There are some books that you can’t say a ton about in a review, because it all involves spoilers. This is one of those books. It isn’t to say that the details are worth skipping, because they are not. This is quite a good book about homecoming and relationships and how family members interact with one another and the world around them.
We have a protagonistic duo in this book – both daughter (to open the book) and mother (as we travel between time periods) are involved in making the story that is shaped by their experiences both in the small Scottish town in which they live but also by the larger world outside that town.
If you enjoy literary fiction with familial conflict and the secrets small towns can hold, you’ll very probably like this book, even if you have never set a toe on Scottish soil.
Four out of five stars.
Thanks to Amazon UK and NetGalley for the review copy.
Eliza Grayling – a woman who tends to her aging, blind alcoholic of a father – is approached by Srinivas, a Bengali Indian.
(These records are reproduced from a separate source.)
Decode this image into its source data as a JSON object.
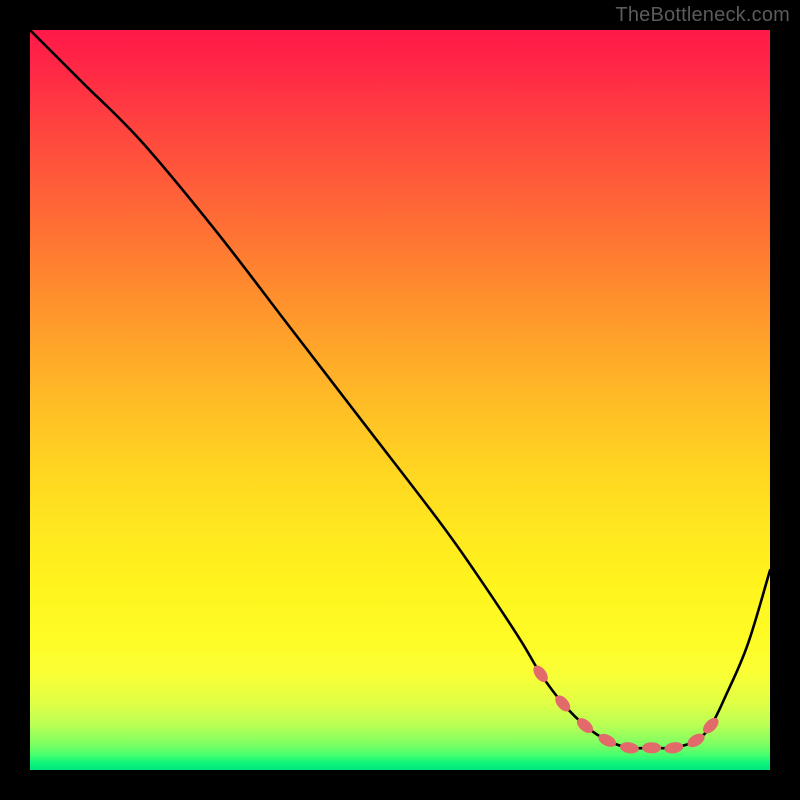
{
  "watermark": "TheBottleneck.com",
  "chart_data": {
    "type": "line",
    "title": "",
    "xlabel": "",
    "ylabel": "",
    "xlim": [
      0,
      100
    ],
    "ylim": [
      0,
      100
    ],
    "grid": false,
    "series": [
      {
        "name": "curve",
        "x": [
          0,
          7,
          15,
          25,
          35,
          45,
          55,
          60,
          66,
          69,
          72,
          75,
          78,
          81,
          84,
          87,
          90,
          92,
          94,
          97,
          100
        ],
        "y": [
          100,
          93,
          85,
          73,
          60,
          47,
          34,
          27,
          18,
          13,
          9,
          6,
          4,
          3,
          3,
          3,
          4,
          6,
          10,
          17,
          27
        ],
        "color": "#000000"
      },
      {
        "name": "dotted-highlight",
        "x": [
          69,
          72,
          75,
          78,
          81,
          84,
          87,
          90,
          92
        ],
        "y": [
          13,
          9,
          6,
          4,
          3,
          3,
          3,
          4,
          6
        ],
        "color": "#e26a6a"
      }
    ]
  },
  "colors": {
    "frame": "#000000",
    "gradient_top": "#ff1948",
    "gradient_bottom": "#00e47d",
    "curve": "#000000",
    "dots": "#e26a6a",
    "watermark": "#5b5b5b"
  }
}
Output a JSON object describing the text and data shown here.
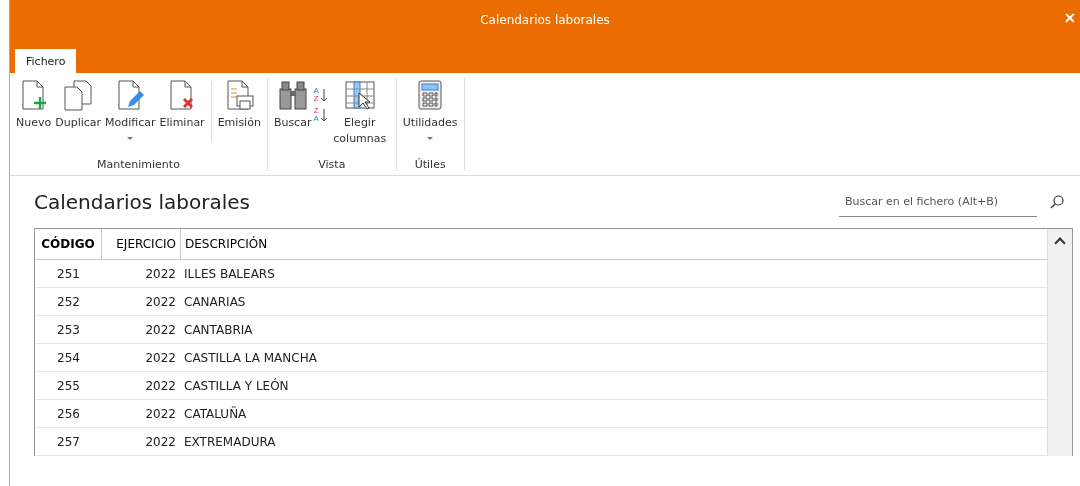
{
  "window": {
    "title": "Calendarios laborales",
    "close": "✕"
  },
  "tabs": [
    {
      "label": "Fichero",
      "selected": true
    }
  ],
  "ribbon": {
    "groups": [
      {
        "label": "Mantenimiento",
        "buttons": [
          {
            "label": "Nuevo",
            "kind": "new"
          },
          {
            "label": "Duplicar",
            "kind": "duplicate"
          },
          {
            "label": "Modificar",
            "kind": "edit",
            "dropdown": true
          },
          {
            "label": "Eliminar",
            "kind": "delete"
          },
          {
            "label": "Emisión",
            "kind": "print",
            "separated": true
          }
        ]
      },
      {
        "label": "Vista",
        "buttons": [
          {
            "label": "Buscar",
            "kind": "binoculars"
          },
          {
            "kind": "sort",
            "letters": [
              [
                "A",
                "Z"
              ],
              [
                "Z",
                "A"
              ]
            ]
          },
          {
            "label": "Elegir columnas",
            "kind": "columns"
          }
        ]
      },
      {
        "label": "Útiles",
        "buttons": [
          {
            "label": "Utilidades",
            "kind": "calculator",
            "dropdown": true
          }
        ]
      }
    ]
  },
  "page": {
    "title": "Calendarios laborales",
    "search": {
      "placeholder": "Buscar en el fichero (Alt+B)"
    }
  },
  "table": {
    "columns": [
      "CÓDIGO",
      "EJERCICIO",
      "DESCRIPCIÓN"
    ],
    "rows": [
      [
        "251",
        "2022",
        "ILLES BALEARS"
      ],
      [
        "252",
        "2022",
        "CANARIAS"
      ],
      [
        "253",
        "2022",
        "CANTABRIA"
      ],
      [
        "254",
        "2022",
        "CASTILLA LA MANCHA"
      ],
      [
        "255",
        "2022",
        "CASTILLA Y LEÓN"
      ],
      [
        "256",
        "2022",
        "CATALUÑA"
      ],
      [
        "257",
        "2022",
        "EXTREMADURA"
      ]
    ]
  }
}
Srinivas has a tale to tell her of a ship, lost with all its cargo and passengers, many of whom were women. He is not unfamiliar with ships lost to the sea or the pirates who sail on them; indeed, he believes that the person behind the disappearance of this ship is the mysterious Mr. Figge, with whom he sailed when Srinivas was merely a young orderly on another ship that foundered many years ago.
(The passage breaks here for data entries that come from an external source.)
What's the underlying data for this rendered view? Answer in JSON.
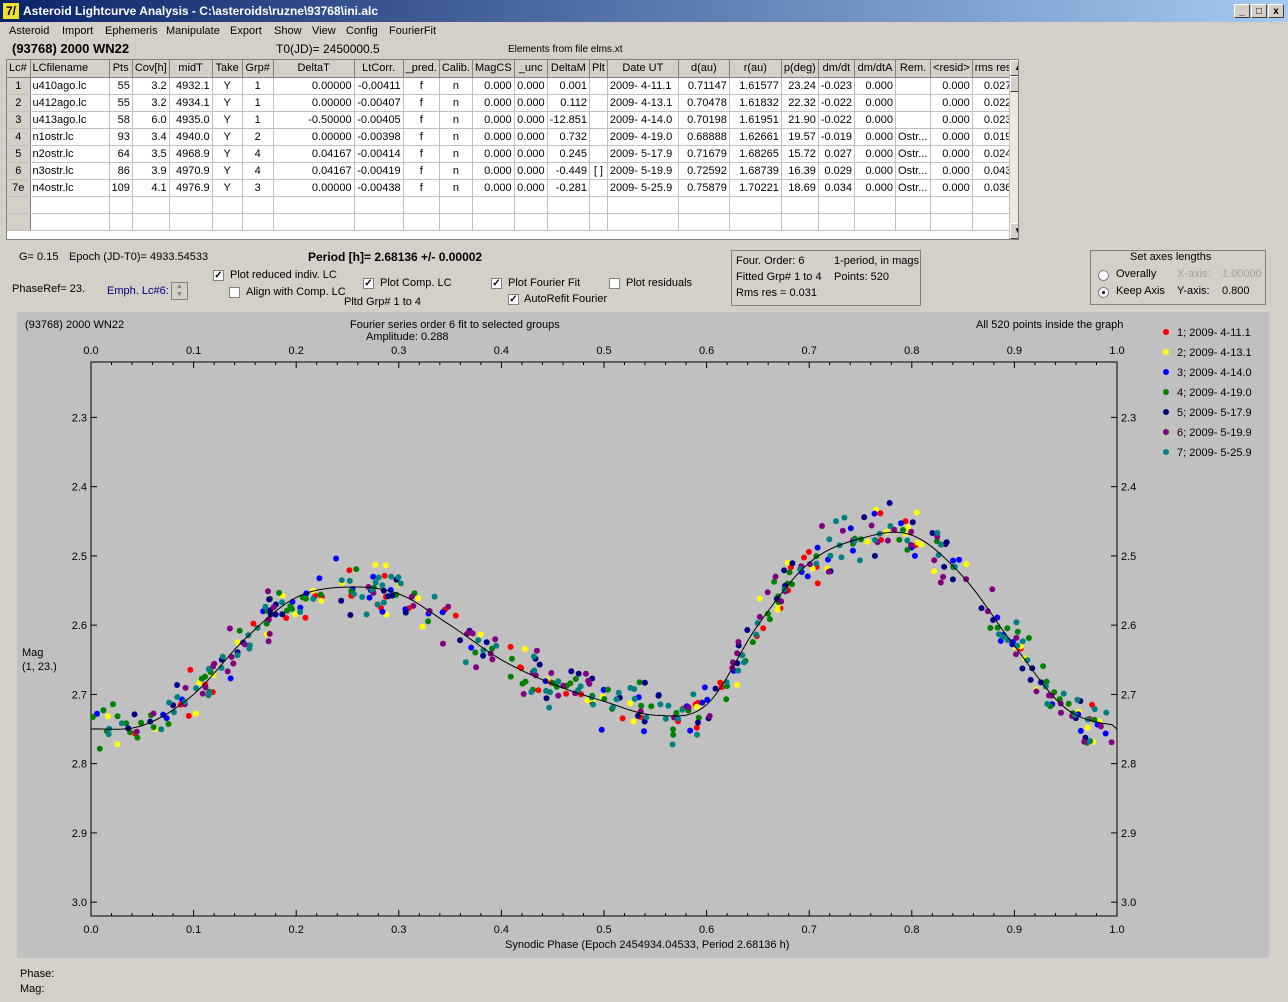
{
  "window": {
    "title": "Asteroid Lightcurve Analysis - C:\\asteroids\\ruzne\\93768\\ini.alc",
    "app_icon": "7/",
    "minimize": "_",
    "maximize": "□",
    "close": "x"
  },
  "menu": [
    "Asteroid",
    "Import",
    "Ephemeris",
    "Manipulate",
    "Export",
    "Show",
    "View",
    "Config",
    "FourierFit"
  ],
  "header": {
    "object": "(93768) 2000 WN22",
    "t0": "T0(JD)= 2450000.5",
    "elements": "Elements from file elms.xt"
  },
  "table": {
    "columns": [
      "Lc#",
      "LCfilename",
      "Pts",
      "Cov[h]",
      "midT",
      "Take",
      "Grp#",
      "DeltaT",
      "LtCorr.",
      "_pred.",
      "Calib.",
      "MagCS",
      "_unc",
      "DeltaM",
      "Plt",
      "Date UT",
      "d(au)",
      "r(au)",
      "p(deg)",
      "dm/dt",
      "dm/dtA",
      "Rem.",
      "<resid>",
      "rms res"
    ],
    "rows": [
      [
        "1",
        "u410ago.lc",
        "55",
        "3.2",
        "4932.1",
        "Y",
        "1",
        "0.00000",
        "-0.00411",
        "f",
        "n",
        "0.000",
        "0.000",
        "0.001",
        "",
        "2009- 4-11.1",
        "0.71147",
        "1.61577",
        "23.24",
        "-0.023",
        "0.000",
        "",
        "0.000",
        "0.027"
      ],
      [
        "2",
        "u412ago.lc",
        "55",
        "3.2",
        "4934.1",
        "Y",
        "1",
        "0.00000",
        "-0.00407",
        "f",
        "n",
        "0.000",
        "0.000",
        "0.112",
        "",
        "2009- 4-13.1",
        "0.70478",
        "1.61832",
        "22.32",
        "-0.022",
        "0.000",
        "",
        "0.000",
        "0.022"
      ],
      [
        "3",
        "u413ago.lc",
        "58",
        "6.0",
        "4935.0",
        "Y",
        "1",
        "-0.50000",
        "-0.00405",
        "f",
        "n",
        "0.000",
        "0.000",
        "-12.851",
        "",
        "2009- 4-14.0",
        "0.70198",
        "1.61951",
        "21.90",
        "-0.022",
        "0.000",
        "",
        "0.000",
        "0.023"
      ],
      [
        "4",
        "n1ostr.lc",
        "93",
        "3.4",
        "4940.0",
        "Y",
        "2",
        "0.00000",
        "-0.00398",
        "f",
        "n",
        "0.000",
        "0.000",
        "0.732",
        "",
        "2009- 4-19.0",
        "0.68888",
        "1.62661",
        "19.57",
        "-0.019",
        "0.000",
        "Ostr...",
        "0.000",
        "0.019"
      ],
      [
        "5",
        "n2ostr.lc",
        "64",
        "3.5",
        "4968.9",
        "Y",
        "4",
        "0.04167",
        "-0.00414",
        "f",
        "n",
        "0.000",
        "0.000",
        "0.245",
        "",
        "2009- 5-17.9",
        "0.71679",
        "1.68265",
        "15.72",
        "0.027",
        "0.000",
        "Ostr...",
        "0.000",
        "0.024"
      ],
      [
        "6",
        "n3ostr.lc",
        "86",
        "3.9",
        "4970.9",
        "Y",
        "4",
        "0.04167",
        "-0.00419",
        "f",
        "n",
        "0.000",
        "0.000",
        "-0.449",
        "[ ]",
        "2009- 5-19.9",
        "0.72592",
        "1.68739",
        "16.39",
        "0.029",
        "0.000",
        "Ostr...",
        "0.000",
        "0.043"
      ],
      [
        "7e",
        "n4ostr.lc",
        "109",
        "4.1",
        "4976.9",
        "Y",
        "3",
        "0.00000",
        "-0.00438",
        "f",
        "n",
        "0.000",
        "0.000",
        "-0.281",
        "",
        "2009- 5-25.9",
        "0.75879",
        "1.70221",
        "18.69",
        "0.034",
        "0.000",
        "Ostr...",
        "0.000",
        "0.036"
      ]
    ]
  },
  "controls": {
    "g": "G= 0.15",
    "epoch": "Epoch (JD-T0)= 4933.54533",
    "period": "Period [h]= 2.68136 +/- 0.00002",
    "phaseref": "PhaseRef= 23.",
    "emph": "Emph. Lc#6:",
    "plot_reduced": "Plot reduced indiv. LC",
    "align_comp": "Align with Comp. LC",
    "plot_comp": "Plot Comp. LC",
    "plotted_grp": "Pltd Grp#  1   to   4",
    "plot_fourier": "Plot Fourier Fit",
    "autorefit": "AutoRefit Fourier",
    "plot_residuals": "Plot residuals",
    "four_order": "Four. Order:  6",
    "one_period": "1-period, in mags",
    "fitted": "Fitted Grp# 1 to 4",
    "points": "Points: 520",
    "rms": "Rms res     = 0.031",
    "axes_title": "Set axes lengths",
    "overally": "Overally",
    "keep_axis": "Keep Axis",
    "xaxis_label": "X-axis:",
    "xaxis_val": "1.00000",
    "yaxis_label": "Y-axis:",
    "yaxis_val": "0.800"
  },
  "plot": {
    "name_label": "(93768) 2000 WN22",
    "fourier_label": "Fourier series order 6 fit to selected groups",
    "amplitude": "Amplitude: 0.288",
    "points_inside": "All 520 points inside the graph",
    "ylabel": "Mag",
    "ylabel2": "(1, 23.)",
    "xlabel": "Synodic Phase (Epoch 2454934.04533, Period 2.68136 h)",
    "status_phase": "Phase:",
    "status_mag": "Mag:"
  },
  "chart_data": {
    "type": "scatter",
    "x_ticks": [
      "0.0",
      "0.1",
      "0.2",
      "0.3",
      "0.4",
      "0.5",
      "0.6",
      "0.7",
      "0.8",
      "0.9",
      "1.0"
    ],
    "y_ticks": [
      "2.3",
      "2.4",
      "2.5",
      "2.6",
      "2.7",
      "2.8",
      "2.9",
      "3.0"
    ],
    "xlim": [
      0,
      1
    ],
    "ylim": [
      3.02,
      2.22
    ],
    "series": [
      {
        "name": "1; 2009- 4-11.1",
        "color": "#ff0000"
      },
      {
        "name": "2; 2009- 4-13.1",
        "color": "#ffff00"
      },
      {
        "name": "3; 2009- 4-14.0",
        "color": "#0000ff"
      },
      {
        "name": "4; 2009- 4-19.0",
        "color": "#008000"
      },
      {
        "name": "5; 2009- 5-17.9",
        "color": "#000080"
      },
      {
        "name": "6; 2009- 5-19.9",
        "color": "#800080"
      },
      {
        "name": "7; 2009- 5-25.9",
        "color": "#008080"
      }
    ],
    "fit": {
      "x": [
        0.0,
        0.05,
        0.1,
        0.15,
        0.2,
        0.25,
        0.3,
        0.35,
        0.4,
        0.45,
        0.5,
        0.55,
        0.6,
        0.65,
        0.7,
        0.75,
        0.8,
        0.85,
        0.9,
        0.95,
        1.0
      ],
      "y": [
        2.75,
        2.745,
        2.7,
        2.62,
        2.56,
        2.545,
        2.555,
        2.6,
        2.65,
        2.685,
        2.71,
        2.73,
        2.715,
        2.6,
        2.51,
        2.475,
        2.47,
        2.53,
        2.63,
        2.72,
        2.745
      ]
    }
  }
}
In this time, though, with this ship, Srinivas wants to enlist the help of Eliza’s father Joshua, who is also acquainted with Figge, and who also has business to settle with a man Eliza had thought more a myth than monster.
Eliza, for her part, points out that her father is in no ship to put out to sea, and that he hasn’t sailed in many years. Joshua insists, however, and because Eliza decides she must go as well, to care for him, the three of them embark on a journey to the Bass Strait on a ship called The Moonbird, along with a pair of convict brothers, a doctor studying marine life, and the crossdressing master of the ship.
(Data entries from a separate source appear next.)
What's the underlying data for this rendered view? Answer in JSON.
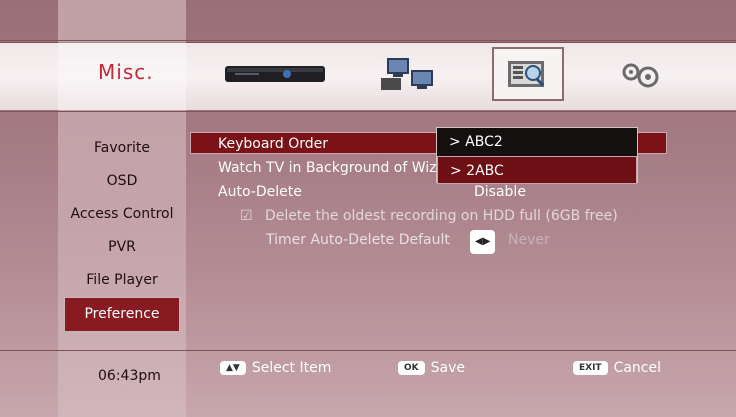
{
  "header": {
    "title": "Misc.",
    "icons": [
      "set-top-box-icon",
      "network-computers-icon",
      "search-media-icon",
      "settings-gears-icon"
    ],
    "selected_icon": "search-media-icon"
  },
  "sidebar": {
    "items": [
      {
        "label": "Favorite"
      },
      {
        "label": "OSD"
      },
      {
        "label": "Access Control"
      },
      {
        "label": "PVR"
      },
      {
        "label": "File Player"
      },
      {
        "label": "Preference"
      }
    ],
    "active_index": 5
  },
  "settings": {
    "rows": [
      {
        "label": "Keyboard Order"
      },
      {
        "label": "Watch TV in Background of Wiz"
      },
      {
        "label": "Auto-Delete",
        "value": "Disable"
      },
      {
        "label": "Delete the oldest recording on HDD full (6GB free)"
      },
      {
        "label": "Timer Auto-Delete Default",
        "value": "Never"
      }
    ]
  },
  "dropdown": {
    "options": [
      "> ABC2",
      "> 2ABC"
    ],
    "selected": "> 2ABC"
  },
  "footer": {
    "time": "06:43pm",
    "select_label": "Select Item",
    "ok_label": "Save",
    "cancel_label": "Cancel",
    "ok_key": "OK",
    "exit_key": "EXIT"
  },
  "colors": {
    "accent": "#8a1a22",
    "title_red": "#c22a3a"
  }
}
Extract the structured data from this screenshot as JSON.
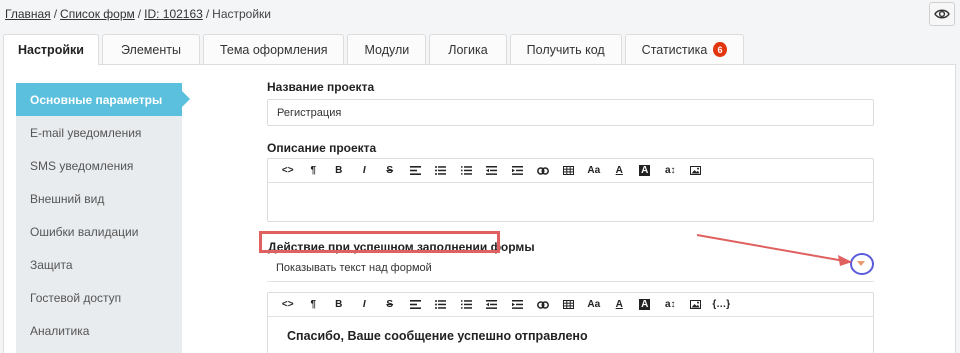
{
  "breadcrumb": {
    "home": "Главная",
    "forms": "Список форм",
    "id": "ID: 102163",
    "current": "Настройки",
    "separator": "/"
  },
  "tabs": [
    {
      "label": "Настройки"
    },
    {
      "label": "Элементы"
    },
    {
      "label": "Тема оформления"
    },
    {
      "label": "Модули"
    },
    {
      "label": "Логика"
    },
    {
      "label": "Получить код"
    },
    {
      "label": "Статистика",
      "badge": "6"
    }
  ],
  "sidebar": {
    "items": [
      {
        "label": "Основные параметры"
      },
      {
        "label": "E-mail уведомления"
      },
      {
        "label": "SMS уведомления"
      },
      {
        "label": "Внешний вид"
      },
      {
        "label": "Ошибки валидации"
      },
      {
        "label": "Защита"
      },
      {
        "label": "Гостевой доступ"
      },
      {
        "label": "Аналитика"
      }
    ]
  },
  "form": {
    "name_label": "Название проекта",
    "name_value": "Регистрация",
    "desc_label": "Описание проекта",
    "action_label": "Действие при успешном заполнении формы",
    "action_value": "Показывать текст над формой",
    "success_message": "Спасибо, Ваше сообщение успешно отправлено"
  },
  "toolbar1": [
    "<>",
    "¶",
    "B",
    "I",
    "S",
    "align",
    "ul",
    "ol",
    "outdent",
    "indent",
    "link",
    "table",
    "Aa",
    "A",
    "A",
    "a↕",
    "image"
  ],
  "toolbar2": [
    "<>",
    "¶",
    "B",
    "I",
    "S",
    "align",
    "ul",
    "ol",
    "outdent",
    "indent",
    "link",
    "table",
    "Aa",
    "A",
    "A",
    "a↕",
    "image",
    "{…}"
  ],
  "colors": {
    "accent": "#5bc0de",
    "badge": "#e2370e",
    "highlight": "#e06060",
    "arrow": "#e06060",
    "circle": "#5a5adc"
  }
}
The narrative language is lush, at times soaring so high one might think it will never alight on the page again. There are brief moments when it skips along the line marking the abyss of purple prose, but dances away before falling in. The book is not a fast read, nor is it without the weight of being informed by actual events. Readers who stay with the book will be rewarded through its ups and downs by a story well and remarkably told.
Five stars out of five.
Thanks to Text Publishing and NetGalley for the review copy.